ABOUT THIS TASK: Report back each line of the records that contains the string "Amazing".

● ● ● ● ● ● ●

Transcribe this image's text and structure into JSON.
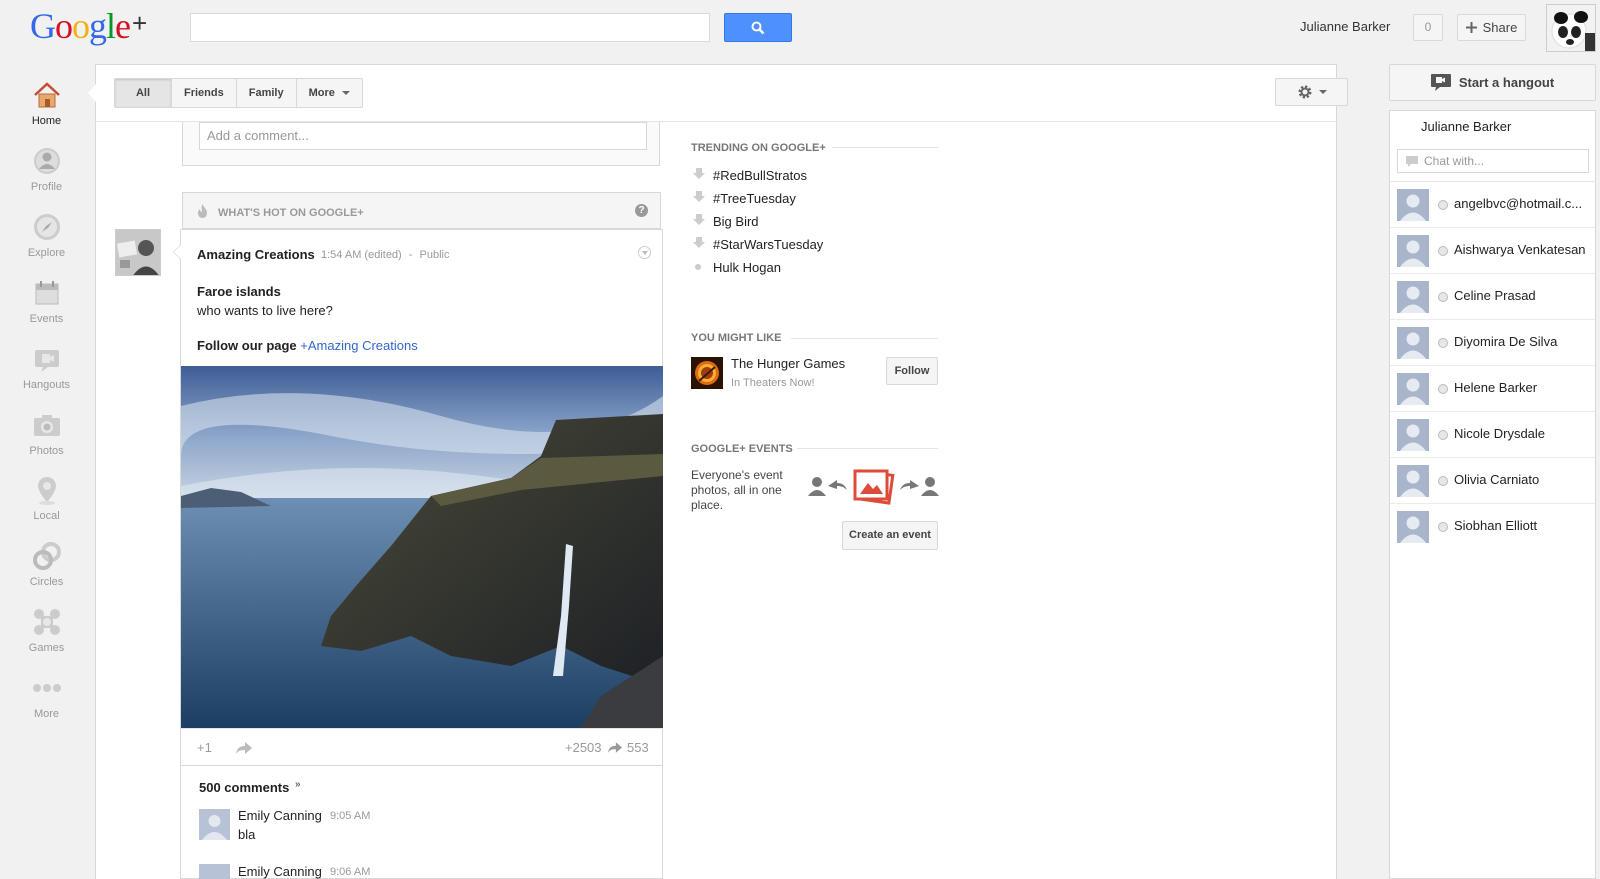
{
  "header": {
    "logo_text": "Google",
    "logo_plus": "+",
    "search_placeholder": "",
    "user_name": "Julianne Barker",
    "notification_count": "0",
    "share_label": "Share"
  },
  "sidebar": {
    "items": [
      {
        "label": "Home",
        "icon": "home-icon"
      },
      {
        "label": "Profile",
        "icon": "profile-icon"
      },
      {
        "label": "Explore",
        "icon": "compass-icon"
      },
      {
        "label": "Events",
        "icon": "calendar-icon"
      },
      {
        "label": "Hangouts",
        "icon": "video-camera-icon"
      },
      {
        "label": "Photos",
        "icon": "camera-icon"
      },
      {
        "label": "Local",
        "icon": "map-pin-icon"
      },
      {
        "label": "Circles",
        "icon": "circles-icon"
      },
      {
        "label": "Games",
        "icon": "games-icon"
      },
      {
        "label": "More",
        "icon": "more-dots-icon"
      }
    ]
  },
  "stream": {
    "filters": [
      "All",
      "Friends",
      "Family",
      "More"
    ],
    "comment_placeholder": "Add a comment...",
    "whats_hot_label": "WHAT'S HOT ON GOOGLE+",
    "post": {
      "author": "Amazing Creations",
      "time": "1:54 AM (edited)",
      "separator": "-",
      "visibility": "Public",
      "title": "Faroe islands",
      "body": "who wants to live here?",
      "follow_text": "Follow our page",
      "follow_link": "+Amazing Creations",
      "plus_one": "+1",
      "plus_count": "+2503",
      "share_count": "553"
    },
    "comments_count_label": "500 comments",
    "comments": [
      {
        "author": "Emily Canning",
        "time": "9:05 AM",
        "text": "bla"
      },
      {
        "author": "Emily Canning",
        "time": "9:06 AM",
        "text": ""
      }
    ]
  },
  "trending": {
    "title": "TRENDING ON GOOGLE+",
    "items": [
      "#RedBullStratos",
      "#TreeTuesday",
      "Big Bird",
      "#StarWarsTuesday",
      "Hulk Hogan"
    ]
  },
  "might_like": {
    "title": "YOU MIGHT LIKE",
    "page_name": "The Hunger Games",
    "page_subtitle": "In Theaters Now!",
    "follow_label": "Follow"
  },
  "events": {
    "title": "GOOGLE+ EVENTS",
    "description": "Everyone's event photos, all in one place.",
    "create_label": "Create an event"
  },
  "chat": {
    "hangout_label": "Start a hangout",
    "user_name": "Julianne Barker",
    "chat_placeholder": "Chat with...",
    "contacts": [
      "angelbvc@hotmail.c...",
      "Aishwarya Venkatesan",
      "Celine Prasad",
      "Diyomira De Silva",
      "Helene Barker",
      "Nicole Drysdale",
      "Olivia Carniato",
      "Siobhan Elliott"
    ]
  },
  "colors": {
    "google_blue": "#3369e8",
    "google_red": "#d50f25",
    "google_yellow": "#eeb211",
    "google_green": "#009925",
    "search_button": "#4d90fe",
    "link": "#3366cc"
  }
}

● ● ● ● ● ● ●

TASK OUTPUT:
      "author": "Amazing Creations",
      "follow_link": "+Amazing Creations",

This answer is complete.